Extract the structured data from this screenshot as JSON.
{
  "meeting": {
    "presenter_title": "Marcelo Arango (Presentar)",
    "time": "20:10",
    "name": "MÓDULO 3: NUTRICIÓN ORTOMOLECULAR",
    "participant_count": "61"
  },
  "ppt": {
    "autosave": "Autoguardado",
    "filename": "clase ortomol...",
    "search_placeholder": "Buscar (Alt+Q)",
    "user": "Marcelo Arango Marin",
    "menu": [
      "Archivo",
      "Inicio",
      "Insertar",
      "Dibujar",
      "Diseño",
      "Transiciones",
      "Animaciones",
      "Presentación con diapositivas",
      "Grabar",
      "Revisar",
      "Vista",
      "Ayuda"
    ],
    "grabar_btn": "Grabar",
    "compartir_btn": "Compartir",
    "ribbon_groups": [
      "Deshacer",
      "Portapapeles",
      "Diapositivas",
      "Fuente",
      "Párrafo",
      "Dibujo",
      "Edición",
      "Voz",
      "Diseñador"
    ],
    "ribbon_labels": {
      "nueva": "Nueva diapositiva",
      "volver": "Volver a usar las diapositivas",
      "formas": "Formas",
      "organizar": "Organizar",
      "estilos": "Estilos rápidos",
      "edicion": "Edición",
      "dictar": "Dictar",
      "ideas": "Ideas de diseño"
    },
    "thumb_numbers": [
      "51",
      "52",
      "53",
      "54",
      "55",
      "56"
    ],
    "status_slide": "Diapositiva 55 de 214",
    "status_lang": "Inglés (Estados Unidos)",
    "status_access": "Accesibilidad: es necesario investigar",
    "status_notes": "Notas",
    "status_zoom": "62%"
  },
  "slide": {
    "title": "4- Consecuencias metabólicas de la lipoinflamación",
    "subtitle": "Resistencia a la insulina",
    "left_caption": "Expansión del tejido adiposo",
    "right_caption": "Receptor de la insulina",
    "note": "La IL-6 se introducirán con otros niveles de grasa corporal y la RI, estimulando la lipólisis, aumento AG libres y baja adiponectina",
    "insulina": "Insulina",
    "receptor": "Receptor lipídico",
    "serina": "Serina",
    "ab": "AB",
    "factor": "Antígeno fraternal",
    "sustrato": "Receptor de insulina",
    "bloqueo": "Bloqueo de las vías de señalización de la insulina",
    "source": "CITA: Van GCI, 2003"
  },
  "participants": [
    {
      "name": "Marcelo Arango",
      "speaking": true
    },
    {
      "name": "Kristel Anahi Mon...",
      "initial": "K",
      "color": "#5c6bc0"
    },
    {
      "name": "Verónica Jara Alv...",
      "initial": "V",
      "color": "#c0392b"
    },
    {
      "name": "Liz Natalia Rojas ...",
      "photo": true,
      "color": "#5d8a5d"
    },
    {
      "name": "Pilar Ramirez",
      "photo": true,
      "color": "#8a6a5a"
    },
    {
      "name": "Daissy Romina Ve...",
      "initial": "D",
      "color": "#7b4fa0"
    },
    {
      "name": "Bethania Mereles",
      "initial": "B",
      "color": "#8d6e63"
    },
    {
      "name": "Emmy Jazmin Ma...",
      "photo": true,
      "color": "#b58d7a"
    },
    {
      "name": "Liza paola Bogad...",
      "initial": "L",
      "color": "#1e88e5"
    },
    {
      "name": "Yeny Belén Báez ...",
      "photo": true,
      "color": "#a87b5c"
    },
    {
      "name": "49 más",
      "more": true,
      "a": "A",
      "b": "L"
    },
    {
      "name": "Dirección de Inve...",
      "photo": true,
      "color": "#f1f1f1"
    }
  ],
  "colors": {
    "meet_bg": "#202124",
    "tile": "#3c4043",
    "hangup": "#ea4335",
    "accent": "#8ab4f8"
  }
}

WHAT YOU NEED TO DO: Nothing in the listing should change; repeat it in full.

RESULT OF THE EXERCISE:
Extract the structured data from this screenshot as JSON.
{
  "meeting": {
    "presenter_title": "Marcelo Arango (Presentar)",
    "time": "20:10",
    "name": "MÓDULO 3: NUTRICIÓN ORTOMOLECULAR",
    "participant_count": "61"
  },
  "ppt": {
    "autosave": "Autoguardado",
    "filename": "clase ortomol...",
    "search_placeholder": "Buscar (Alt+Q)",
    "user": "Marcelo Arango Marin",
    "menu": [
      "Archivo",
      "Inicio",
      "Insertar",
      "Dibujar",
      "Diseño",
      "Transiciones",
      "Animaciones",
      "Presentación con diapositivas",
      "Grabar",
      "Revisar",
      "Vista",
      "Ayuda"
    ],
    "grabar_btn": "Grabar",
    "compartir_btn": "Compartir",
    "ribbon_groups": [
      "Deshacer",
      "Portapapeles",
      "Diapositivas",
      "Fuente",
      "Párrafo",
      "Dibujo",
      "Edición",
      "Voz",
      "Diseñador"
    ],
    "ribbon_labels": {
      "nueva": "Nueva diapositiva",
      "volver": "Volver a usar las diapositivas",
      "formas": "Formas",
      "organizar": "Organizar",
      "estilos": "Estilos rápidos",
      "edicion": "Edición",
      "dictar": "Dictar",
      "ideas": "Ideas de diseño"
    },
    "thumb_numbers": [
      "51",
      "52",
      "53",
      "54",
      "55",
      "56"
    ],
    "status_slide": "Diapositiva 55 de 214",
    "status_lang": "Inglés (Estados Unidos)",
    "status_access": "Accesibilidad: es necesario investigar",
    "status_notes": "Notas",
    "status_zoom": "62%"
  },
  "slide": {
    "title": "4- Consecuencias metabólicas de la lipoinflamación",
    "subtitle": "Resistencia a la insulina",
    "left_caption": "Expansión del tejido adiposo",
    "right_caption": "Receptor de la insulina",
    "note": "La IL-6 se introducirán con otros niveles de grasa corporal y la RI, estimulando la lipólisis, aumento AG libres y baja adiponectina",
    "insulina": "Insulina",
    "receptor": "Receptor lipídico",
    "serina": "Serina",
    "ab": "AB",
    "factor": "Antígeno fraternal",
    "sustrato": "Receptor de insulina",
    "bloqueo": "Bloqueo de las vías de señalización de la insulina",
    "source": "CITA: Van GCI, 2003"
  },
  "participants": [
    {
      "name": "Marcelo Arango",
      "speaking": true
    },
    {
      "name": "Kristel Anahi Mon...",
      "initial": "K",
      "color": "#5c6bc0"
    },
    {
      "name": "Verónica Jara Alv...",
      "initial": "V",
      "color": "#c0392b"
    },
    {
      "name": "Liz Natalia Rojas ...",
      "photo": true,
      "color": "#5d8a5d"
    },
    {
      "name": "Pilar Ramirez",
      "photo": true,
      "color": "#8a6a5a"
    },
    {
      "name": "Daissy Romina Ve...",
      "initial": "D",
      "color": "#7b4fa0"
    },
    {
      "name": "Bethania Mereles",
      "initial": "B",
      "color": "#8d6e63"
    },
    {
      "name": "Emmy Jazmin Ma...",
      "photo": true,
      "color": "#b58d7a"
    },
    {
      "name": "Liza paola Bogad...",
      "initial": "L",
      "color": "#1e88e5"
    },
    {
      "name": "Yeny Belén Báez ...",
      "photo": true,
      "color": "#a87b5c"
    },
    {
      "name": "49 más",
      "more": true,
      "a": "A",
      "b": "L"
    },
    {
      "name": "Dirección de Inve...",
      "photo": true,
      "color": "#f1f1f1"
    }
  ],
  "colors": {
    "meet_bg": "#202124",
    "tile": "#3c4043",
    "hangup": "#ea4335",
    "accent": "#8ab4f8"
  }
}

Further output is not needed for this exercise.